___ GIVEN ENTRIES
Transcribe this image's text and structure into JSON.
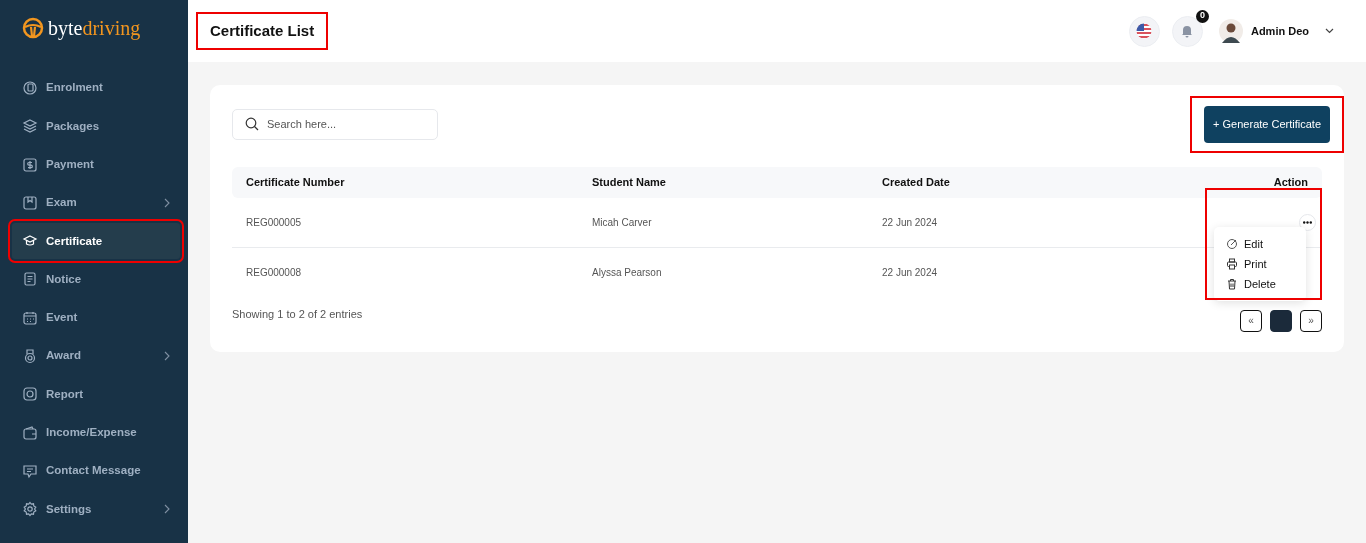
{
  "brand": {
    "part_1": "byte",
    "part_2": "driving"
  },
  "sidebar": {
    "items": [
      {
        "label": "Enrolment",
        "selected": false,
        "expandable": false,
        "highlighted": false
      },
      {
        "label": "Packages",
        "selected": false,
        "expandable": false,
        "highlighted": false
      },
      {
        "label": "Payment",
        "selected": false,
        "expandable": false,
        "highlighted": false
      },
      {
        "label": "Exam",
        "selected": false,
        "expandable": true,
        "highlighted": false
      },
      {
        "label": "Certificate",
        "selected": true,
        "expandable": false,
        "highlighted": true
      },
      {
        "label": "Notice",
        "selected": false,
        "expandable": false,
        "highlighted": false
      },
      {
        "label": "Event",
        "selected": false,
        "expandable": false,
        "highlighted": false
      },
      {
        "label": "Award",
        "selected": false,
        "expandable": true,
        "highlighted": false
      },
      {
        "label": "Report",
        "selected": false,
        "expandable": false,
        "highlighted": false
      },
      {
        "label": "Income/Expense",
        "selected": false,
        "expandable": false,
        "highlighted": false
      },
      {
        "label": "Contact Message",
        "selected": false,
        "expandable": false,
        "highlighted": false
      },
      {
        "label": "Settings",
        "selected": false,
        "expandable": true,
        "highlighted": false
      }
    ]
  },
  "header": {
    "title": "Certificate List",
    "title_highlighted": true,
    "notification_count": "0",
    "user_name": "Admin Deo"
  },
  "search": {
    "placeholder": "Search here..."
  },
  "generate_button": {
    "label": "+ Generate Certificate",
    "highlighted": true
  },
  "table": {
    "columns": [
      "Certificate Number",
      "Student Name",
      "Created Date",
      "Action"
    ],
    "rows": [
      {
        "cells": [
          "REG000005",
          "Micah Carver",
          "22 Jun 2024"
        ]
      },
      {
        "cells": [
          "REG000008",
          "Alyssa Pearson",
          "22 Jun 2024"
        ]
      }
    ]
  },
  "action_menu": {
    "highlighted": true,
    "items": [
      {
        "label": "Edit"
      },
      {
        "label": "Print"
      },
      {
        "label": "Delete"
      }
    ]
  },
  "footer_text": "Showing 1 to 2 of 2 entries",
  "pagination": [
    {
      "label": "«",
      "selected": false
    },
    {
      "selected": true
    },
    {
      "label": "»",
      "selected": false
    }
  ]
}
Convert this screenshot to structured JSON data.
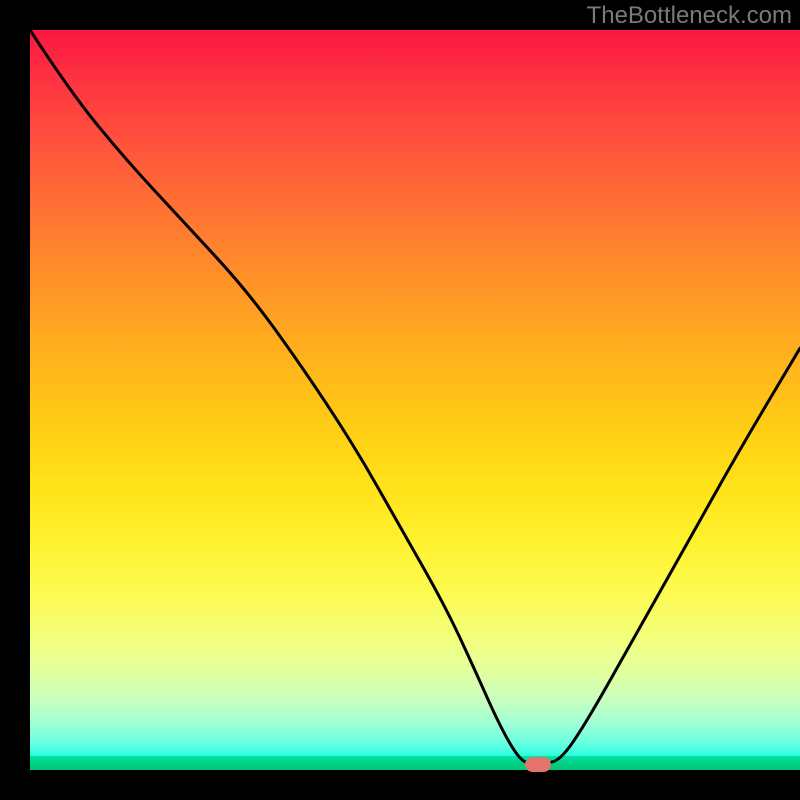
{
  "watermark": "TheBottleneck.com",
  "colors": {
    "curve_stroke": "#000000",
    "marker_fill": "#e4736b",
    "frame": "#000000"
  },
  "chart_data": {
    "type": "line",
    "title": "",
    "xlabel": "",
    "ylabel": "",
    "xlim": [
      0,
      100
    ],
    "ylim": [
      0,
      100
    ],
    "grid": false,
    "legend": false,
    "series": [
      {
        "name": "bottleneck-curve",
        "x": [
          0,
          5,
          12,
          20,
          28,
          35,
          42,
          48,
          54,
          58,
          61,
          63.5,
          65,
          67,
          69,
          72,
          78,
          85,
          92,
          100
        ],
        "values": [
          100,
          92,
          83,
          74,
          65,
          55,
          44,
          33,
          22,
          13,
          6,
          1.5,
          0.8,
          0.8,
          1.5,
          6,
          17,
          30,
          43,
          57
        ]
      }
    ],
    "annotations": [
      {
        "name": "optimal-marker",
        "x": 66,
        "y": 0.8
      }
    ],
    "background_gradient": {
      "orientation": "vertical",
      "stops": [
        {
          "pos": 0.0,
          "color": "#fb1740"
        },
        {
          "pos": 0.5,
          "color": "#ffbd18"
        },
        {
          "pos": 0.8,
          "color": "#f3ff7a"
        },
        {
          "pos": 1.0,
          "color": "#00cd80"
        }
      ]
    }
  }
}
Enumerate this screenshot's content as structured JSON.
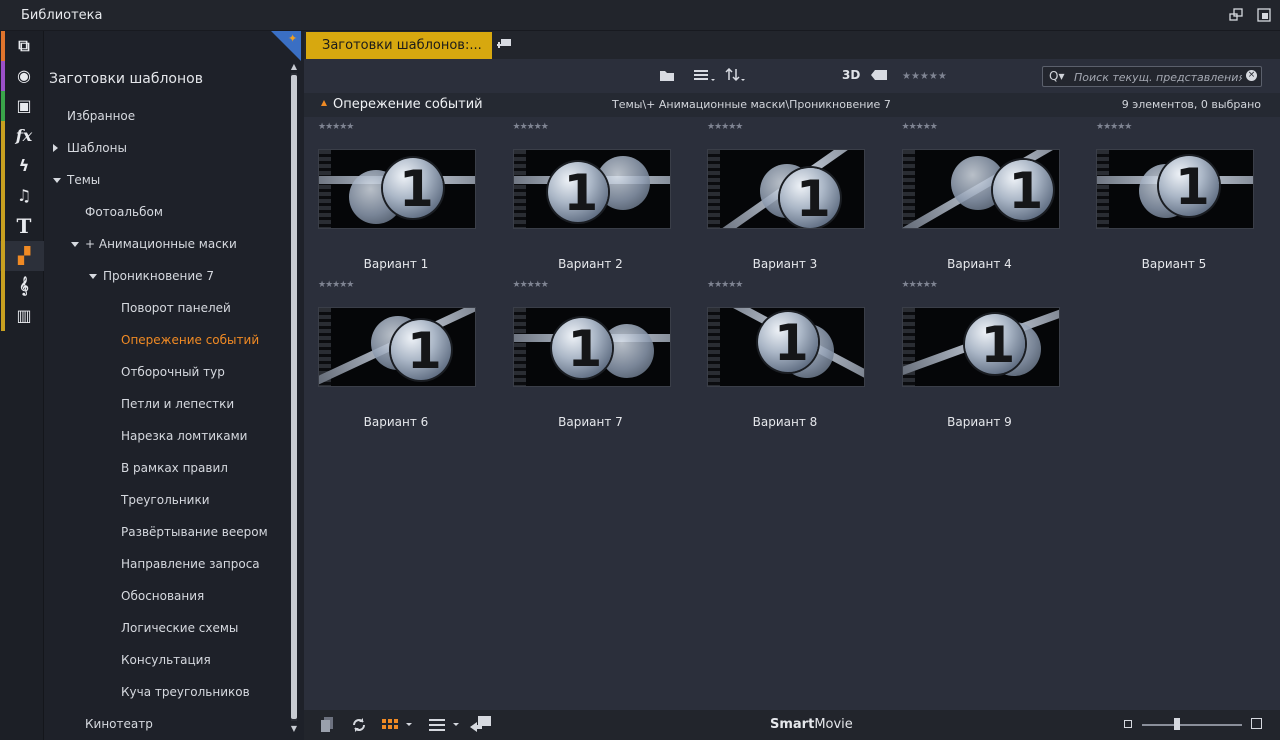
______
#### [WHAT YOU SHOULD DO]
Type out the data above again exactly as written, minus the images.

#### [RESULT FOR THIS EXERCISE]
Transcribe this image's text and structure into JSON.
{
  "brand": {
    "part_1": "byte",
    "part_2": "driving"
  },
  "sidebar": {
    "items": [
      {
        "label": "Enrolment",
        "selected": false,
        "expandable": false,
        "highlighted": false
      },
      {
        "label": "Packages",
        "selected": false,
        "expandable": false,
        "highlighted": false
      },
      {
        "label": "Payment",
        "selected": false,
        "expandable": false,
        "highlighted": false
      },
      {
        "label": "Exam",
        "selected": false,
        "expandable": true,
        "highlighted": false
      },
      {
        "label": "Certificate",
        "selected": true,
        "expandable": false,
        "highlighted": true
      },
      {
        "label": "Notice",
        "selected": false,
        "expandable": false,
        "highlighted": false
      },
      {
        "label": "Event",
        "selected": false,
        "expandable": false,
        "highlighted": false
      },
      {
        "label": "Award",
        "selected": false,
        "expandable": true,
        "highlighted": false
      },
      {
        "label": "Report",
        "selected": false,
        "expandable": false,
        "highlighted": false
      },
      {
        "label": "Income/Expense",
        "selected": false,
        "expandable": false,
        "highlighted": false
      },
      {
        "label": "Contact Message",
        "selected": false,
        "expandable": false,
        "highlighted": false
      },
      {
        "label": "Settings",
        "selected": false,
        "expandable": true,
        "highlighted": false
      }
    ]
  },
  "header": {
    "title": "Certificate List",
    "title_highlighted": true,
    "notification_count": "0",
    "user_name": "Admin Deo"
  },
  "search": {
    "placeholder": "Search here..."
  },
  "generate_button": {
    "label": "+ Generate Certificate",
    "highlighted": true
  },
  "table": {
    "columns": [
      "Certificate Number",
      "Student Name",
      "Created Date",
      "Action"
    ],
    "rows": [
      {
        "cells": [
          "REG000005",
          "Micah Carver",
          "22 Jun 2024"
        ]
      },
      {
        "cells": [
          "REG000008",
          "Alyssa Pearson",
          "22 Jun 2024"
        ]
      }
    ]
  },
  "action_menu": {
    "highlighted": true,
    "items": [
      {
        "label": "Edit"
      },
      {
        "label": "Print"
      },
      {
        "label": "Delete"
      }
    ]
  },
  "footer_text": "Showing 1 to 2 of 2 entries",
  "pagination": [
    {
      "label": "«",
      "selected": false
    },
    {
      "selected": true
    },
    {
      "label": "»",
      "selected": false
    }
  ]
}
Convert this screenshot to structured JSON data.
{
  "watermark": "TheBottleneck.com",
  "colors": {
    "curve_stroke": "#000000",
    "marker_fill": "#e4736b",
    "frame": "#000000"
  },
  "chart_data": {
    "type": "line",
    "title": "",
    "xlabel": "",
    "ylabel": "",
    "xlim": [
      0,
      100
    ],
    "ylim": [
      0,
      100
    ],
    "grid": false,
    "legend": false,
    "series": [
      {
        "name": "bottleneck-curve",
        "x": [
          0,
          5,
          12,
          20,
          28,
          35,
          42,
          48,
          54,
          58,
          61,
          63.5,
          65,
          67,
          69,
          72,
          78,
          85,
          92,
          100
        ],
        "values": [
          100,
          92,
          83,
          74,
          65,
          55,
          44,
          33,
          22,
          13,
          6,
          1.5,
          0.8,
          0.8,
          1.5,
          6,
          17,
          30,
          43,
          57
        ]
      }
    ],
    "annotations": [
      {
        "name": "optimal-marker",
        "x": 66,
        "y": 0.8
      }
    ],
    "background_gradient": {
      "orientation": "vertical",
      "stops": [
        {
          "pos": 0.0,
          "color": "#fb1740"
        },
        {
          "pos": 0.5,
          "color": "#ffbd18"
        },
        {
          "pos": 0.8,
          "color": "#f3ff7a"
        },
        {
          "pos": 1.0,
          "color": "#00cd80"
        }
      ]
    }
  }
}
Enumerate this screenshot's content as structured JSON.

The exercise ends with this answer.